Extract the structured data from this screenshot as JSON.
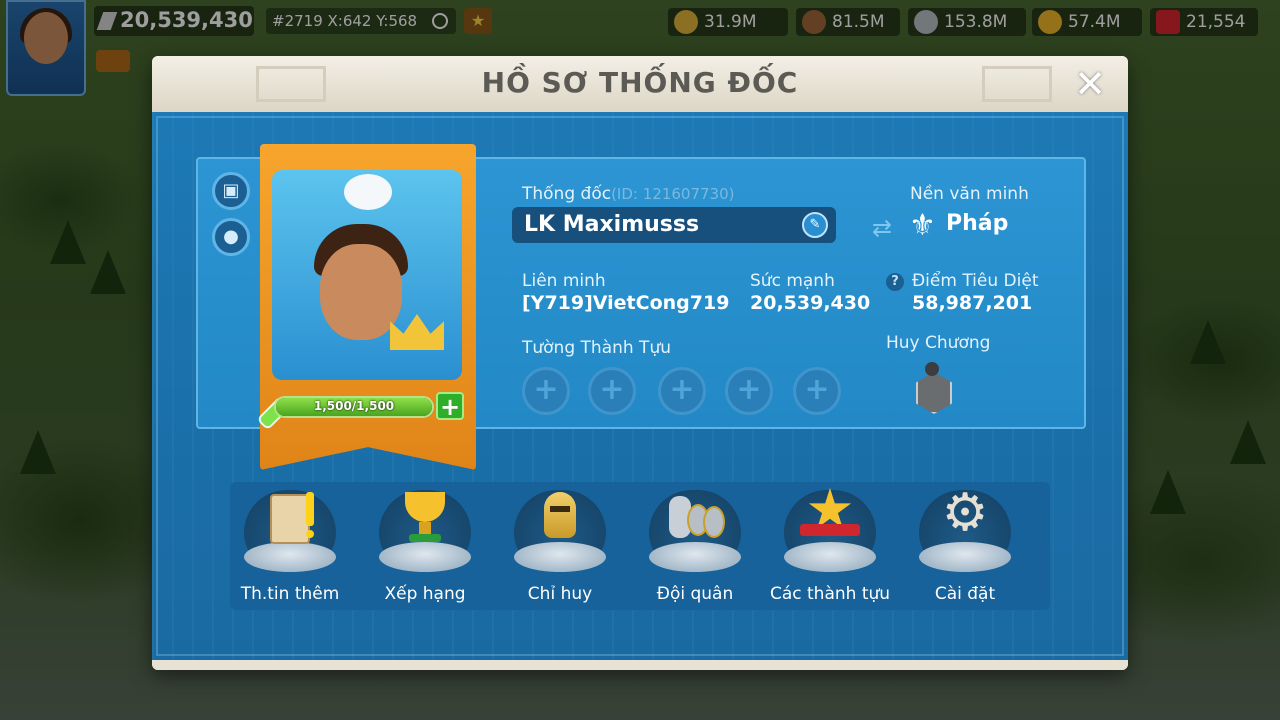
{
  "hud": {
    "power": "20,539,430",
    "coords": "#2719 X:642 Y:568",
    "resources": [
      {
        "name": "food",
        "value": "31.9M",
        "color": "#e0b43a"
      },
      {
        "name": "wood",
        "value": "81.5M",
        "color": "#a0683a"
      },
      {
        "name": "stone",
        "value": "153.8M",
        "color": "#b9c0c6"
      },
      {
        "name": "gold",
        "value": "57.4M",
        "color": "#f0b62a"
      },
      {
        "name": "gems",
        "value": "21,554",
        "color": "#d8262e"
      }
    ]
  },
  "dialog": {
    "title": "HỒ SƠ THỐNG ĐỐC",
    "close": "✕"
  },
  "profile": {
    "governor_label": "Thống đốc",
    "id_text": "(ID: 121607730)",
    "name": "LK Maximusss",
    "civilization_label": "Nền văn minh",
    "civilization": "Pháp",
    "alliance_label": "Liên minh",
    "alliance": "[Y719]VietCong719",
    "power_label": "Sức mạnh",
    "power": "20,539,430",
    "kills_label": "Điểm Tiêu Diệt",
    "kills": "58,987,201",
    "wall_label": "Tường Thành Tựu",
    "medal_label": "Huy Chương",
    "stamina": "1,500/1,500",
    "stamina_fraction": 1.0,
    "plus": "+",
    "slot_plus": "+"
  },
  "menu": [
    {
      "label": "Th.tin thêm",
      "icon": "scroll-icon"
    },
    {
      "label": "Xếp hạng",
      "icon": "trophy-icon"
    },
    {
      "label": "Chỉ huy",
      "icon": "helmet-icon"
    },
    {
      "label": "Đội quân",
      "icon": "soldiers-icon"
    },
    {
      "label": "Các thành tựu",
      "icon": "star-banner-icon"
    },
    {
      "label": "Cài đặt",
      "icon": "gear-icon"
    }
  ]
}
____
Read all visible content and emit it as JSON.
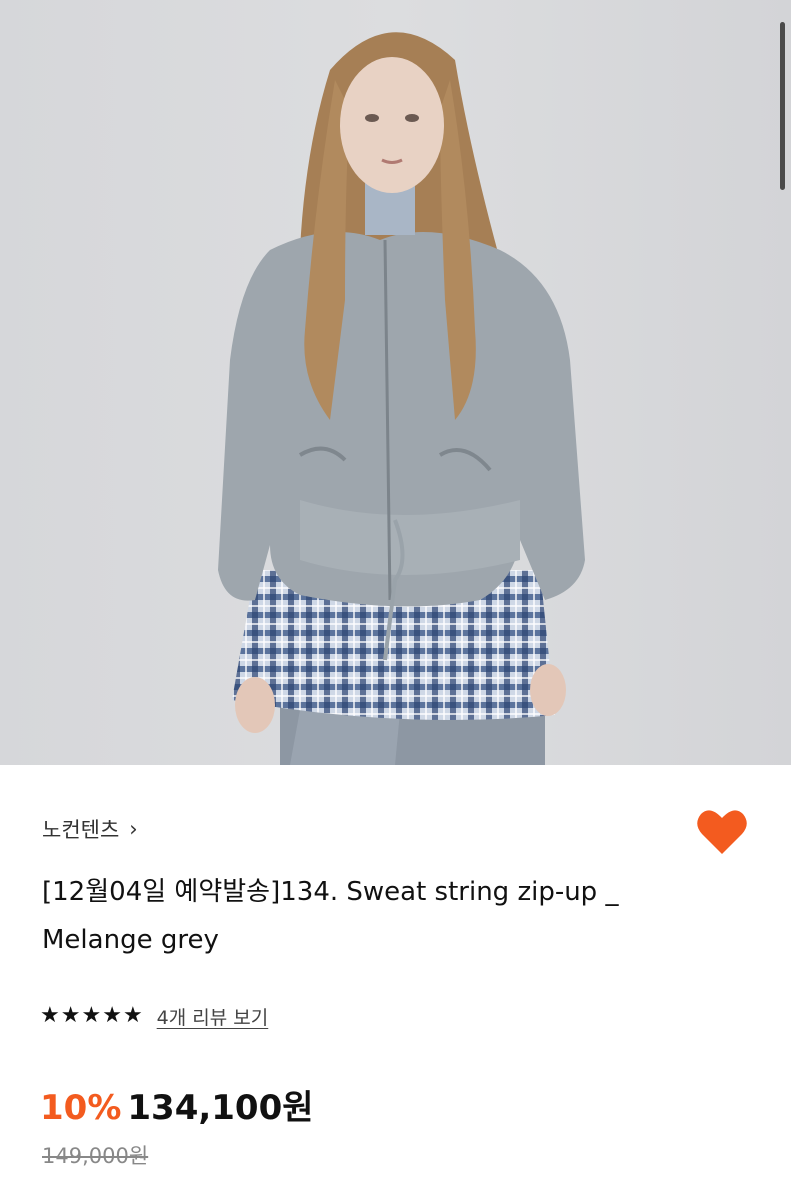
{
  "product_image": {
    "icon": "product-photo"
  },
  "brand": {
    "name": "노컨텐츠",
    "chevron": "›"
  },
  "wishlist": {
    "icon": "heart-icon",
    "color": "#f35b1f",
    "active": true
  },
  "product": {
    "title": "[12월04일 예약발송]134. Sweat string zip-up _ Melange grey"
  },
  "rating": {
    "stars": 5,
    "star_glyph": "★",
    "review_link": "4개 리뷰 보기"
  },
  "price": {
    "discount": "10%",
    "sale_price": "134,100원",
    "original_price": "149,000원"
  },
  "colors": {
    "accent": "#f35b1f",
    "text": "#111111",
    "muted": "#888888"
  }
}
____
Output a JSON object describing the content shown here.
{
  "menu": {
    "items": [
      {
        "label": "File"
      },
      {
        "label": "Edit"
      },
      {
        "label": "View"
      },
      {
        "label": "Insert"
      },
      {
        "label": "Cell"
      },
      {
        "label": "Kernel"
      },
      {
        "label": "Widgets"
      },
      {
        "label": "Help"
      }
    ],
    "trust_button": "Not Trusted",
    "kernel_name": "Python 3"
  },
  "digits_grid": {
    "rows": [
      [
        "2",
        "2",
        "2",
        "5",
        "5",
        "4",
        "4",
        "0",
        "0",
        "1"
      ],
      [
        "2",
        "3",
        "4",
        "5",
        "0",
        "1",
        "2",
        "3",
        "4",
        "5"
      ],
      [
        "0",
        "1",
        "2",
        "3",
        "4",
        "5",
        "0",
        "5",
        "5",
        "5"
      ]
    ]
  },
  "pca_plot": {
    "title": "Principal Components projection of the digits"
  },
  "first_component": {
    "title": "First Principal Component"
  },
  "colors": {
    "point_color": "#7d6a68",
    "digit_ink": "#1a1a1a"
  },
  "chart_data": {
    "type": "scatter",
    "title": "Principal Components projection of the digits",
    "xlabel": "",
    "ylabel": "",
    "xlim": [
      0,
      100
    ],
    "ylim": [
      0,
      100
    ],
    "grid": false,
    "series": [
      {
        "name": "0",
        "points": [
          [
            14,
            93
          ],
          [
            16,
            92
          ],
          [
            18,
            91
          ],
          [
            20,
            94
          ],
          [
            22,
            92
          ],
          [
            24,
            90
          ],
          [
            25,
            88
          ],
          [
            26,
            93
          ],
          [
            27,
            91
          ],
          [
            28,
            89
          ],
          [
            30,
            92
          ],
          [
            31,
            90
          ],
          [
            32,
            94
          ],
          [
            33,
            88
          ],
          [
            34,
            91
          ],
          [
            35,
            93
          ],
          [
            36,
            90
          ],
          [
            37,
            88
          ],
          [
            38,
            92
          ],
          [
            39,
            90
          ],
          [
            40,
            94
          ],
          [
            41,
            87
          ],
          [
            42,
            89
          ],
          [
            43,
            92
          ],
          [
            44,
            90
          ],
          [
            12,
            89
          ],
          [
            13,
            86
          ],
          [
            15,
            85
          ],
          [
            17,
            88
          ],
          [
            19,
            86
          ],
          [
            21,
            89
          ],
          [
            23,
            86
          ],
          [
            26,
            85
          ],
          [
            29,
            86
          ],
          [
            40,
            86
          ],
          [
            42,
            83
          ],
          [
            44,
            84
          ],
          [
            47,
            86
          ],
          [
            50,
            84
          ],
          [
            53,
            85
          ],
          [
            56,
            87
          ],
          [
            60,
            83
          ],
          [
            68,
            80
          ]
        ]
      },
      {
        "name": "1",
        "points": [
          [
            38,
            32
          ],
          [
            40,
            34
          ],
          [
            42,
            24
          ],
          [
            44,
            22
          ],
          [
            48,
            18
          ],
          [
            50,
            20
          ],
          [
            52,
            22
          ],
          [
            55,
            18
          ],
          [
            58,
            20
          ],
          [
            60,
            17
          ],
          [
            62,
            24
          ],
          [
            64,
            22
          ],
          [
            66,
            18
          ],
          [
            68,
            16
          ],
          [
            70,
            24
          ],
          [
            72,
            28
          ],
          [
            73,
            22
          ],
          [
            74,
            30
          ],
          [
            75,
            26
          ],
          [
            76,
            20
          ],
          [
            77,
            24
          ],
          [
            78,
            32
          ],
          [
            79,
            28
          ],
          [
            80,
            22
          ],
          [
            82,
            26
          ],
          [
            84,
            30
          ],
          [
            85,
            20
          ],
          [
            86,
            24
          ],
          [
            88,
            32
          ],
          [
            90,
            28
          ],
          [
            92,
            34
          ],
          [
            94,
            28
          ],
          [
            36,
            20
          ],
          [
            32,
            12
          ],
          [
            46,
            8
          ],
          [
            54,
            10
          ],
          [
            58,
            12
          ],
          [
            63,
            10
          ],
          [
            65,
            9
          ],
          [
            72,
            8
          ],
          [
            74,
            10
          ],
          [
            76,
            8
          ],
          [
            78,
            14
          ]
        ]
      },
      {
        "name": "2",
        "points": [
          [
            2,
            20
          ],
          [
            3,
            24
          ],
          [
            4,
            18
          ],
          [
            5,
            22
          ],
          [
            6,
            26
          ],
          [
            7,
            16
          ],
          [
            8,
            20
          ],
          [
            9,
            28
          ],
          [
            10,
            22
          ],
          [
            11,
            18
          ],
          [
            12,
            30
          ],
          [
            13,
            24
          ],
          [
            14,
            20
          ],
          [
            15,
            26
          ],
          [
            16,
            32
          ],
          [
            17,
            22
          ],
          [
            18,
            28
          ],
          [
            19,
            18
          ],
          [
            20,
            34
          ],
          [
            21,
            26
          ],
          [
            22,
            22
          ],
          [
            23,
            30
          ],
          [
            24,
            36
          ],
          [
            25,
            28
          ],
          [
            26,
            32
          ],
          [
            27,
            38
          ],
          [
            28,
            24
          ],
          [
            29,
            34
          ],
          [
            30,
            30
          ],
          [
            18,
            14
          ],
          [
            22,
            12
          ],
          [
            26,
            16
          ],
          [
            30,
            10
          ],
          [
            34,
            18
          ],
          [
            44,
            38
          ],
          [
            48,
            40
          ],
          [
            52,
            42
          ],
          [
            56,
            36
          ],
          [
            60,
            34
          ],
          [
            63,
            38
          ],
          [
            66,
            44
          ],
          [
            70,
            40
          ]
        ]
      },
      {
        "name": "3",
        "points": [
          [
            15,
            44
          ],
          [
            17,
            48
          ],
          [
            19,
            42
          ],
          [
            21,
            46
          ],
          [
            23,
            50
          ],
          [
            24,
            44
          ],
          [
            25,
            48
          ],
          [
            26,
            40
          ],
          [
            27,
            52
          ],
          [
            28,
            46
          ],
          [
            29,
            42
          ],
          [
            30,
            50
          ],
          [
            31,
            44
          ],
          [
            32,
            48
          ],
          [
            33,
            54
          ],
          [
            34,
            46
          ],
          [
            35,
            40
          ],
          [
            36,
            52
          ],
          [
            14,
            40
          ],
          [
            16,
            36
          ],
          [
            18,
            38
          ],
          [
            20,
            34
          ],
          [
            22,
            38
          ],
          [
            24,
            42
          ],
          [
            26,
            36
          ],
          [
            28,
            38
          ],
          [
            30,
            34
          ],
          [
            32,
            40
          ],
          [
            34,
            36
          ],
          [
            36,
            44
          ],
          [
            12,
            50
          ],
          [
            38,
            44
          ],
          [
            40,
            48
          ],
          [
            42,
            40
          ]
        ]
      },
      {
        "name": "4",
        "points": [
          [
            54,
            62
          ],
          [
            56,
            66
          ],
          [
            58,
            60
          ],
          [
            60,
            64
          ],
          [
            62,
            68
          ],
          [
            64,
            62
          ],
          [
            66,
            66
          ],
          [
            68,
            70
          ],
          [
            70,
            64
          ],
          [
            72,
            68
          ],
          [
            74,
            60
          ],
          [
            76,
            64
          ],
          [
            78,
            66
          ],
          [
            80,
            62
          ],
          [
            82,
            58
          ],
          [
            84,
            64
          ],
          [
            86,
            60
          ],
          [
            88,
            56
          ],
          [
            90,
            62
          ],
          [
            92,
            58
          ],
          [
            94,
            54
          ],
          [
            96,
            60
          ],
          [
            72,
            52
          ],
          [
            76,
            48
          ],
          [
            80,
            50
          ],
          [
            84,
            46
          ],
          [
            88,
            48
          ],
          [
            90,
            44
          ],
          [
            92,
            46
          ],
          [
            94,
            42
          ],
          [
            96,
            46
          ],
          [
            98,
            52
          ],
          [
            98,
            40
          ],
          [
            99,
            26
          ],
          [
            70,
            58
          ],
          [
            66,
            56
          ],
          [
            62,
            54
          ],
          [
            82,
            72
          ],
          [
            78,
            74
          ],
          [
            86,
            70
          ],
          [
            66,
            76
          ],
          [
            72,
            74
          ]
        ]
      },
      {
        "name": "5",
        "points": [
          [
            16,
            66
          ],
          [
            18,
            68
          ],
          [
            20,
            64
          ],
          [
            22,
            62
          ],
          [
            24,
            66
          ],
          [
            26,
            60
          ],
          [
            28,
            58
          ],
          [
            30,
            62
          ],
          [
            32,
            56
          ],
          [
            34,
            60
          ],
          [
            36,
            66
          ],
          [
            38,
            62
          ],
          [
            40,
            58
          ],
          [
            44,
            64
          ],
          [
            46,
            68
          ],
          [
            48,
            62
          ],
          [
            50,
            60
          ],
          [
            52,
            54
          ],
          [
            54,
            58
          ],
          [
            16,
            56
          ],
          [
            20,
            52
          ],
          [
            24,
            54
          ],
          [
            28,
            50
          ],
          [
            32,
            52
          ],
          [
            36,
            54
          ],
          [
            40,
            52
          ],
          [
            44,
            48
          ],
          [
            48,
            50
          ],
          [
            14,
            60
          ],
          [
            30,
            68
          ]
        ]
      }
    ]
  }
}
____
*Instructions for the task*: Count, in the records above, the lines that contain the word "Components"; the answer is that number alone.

*Worked solution*: 2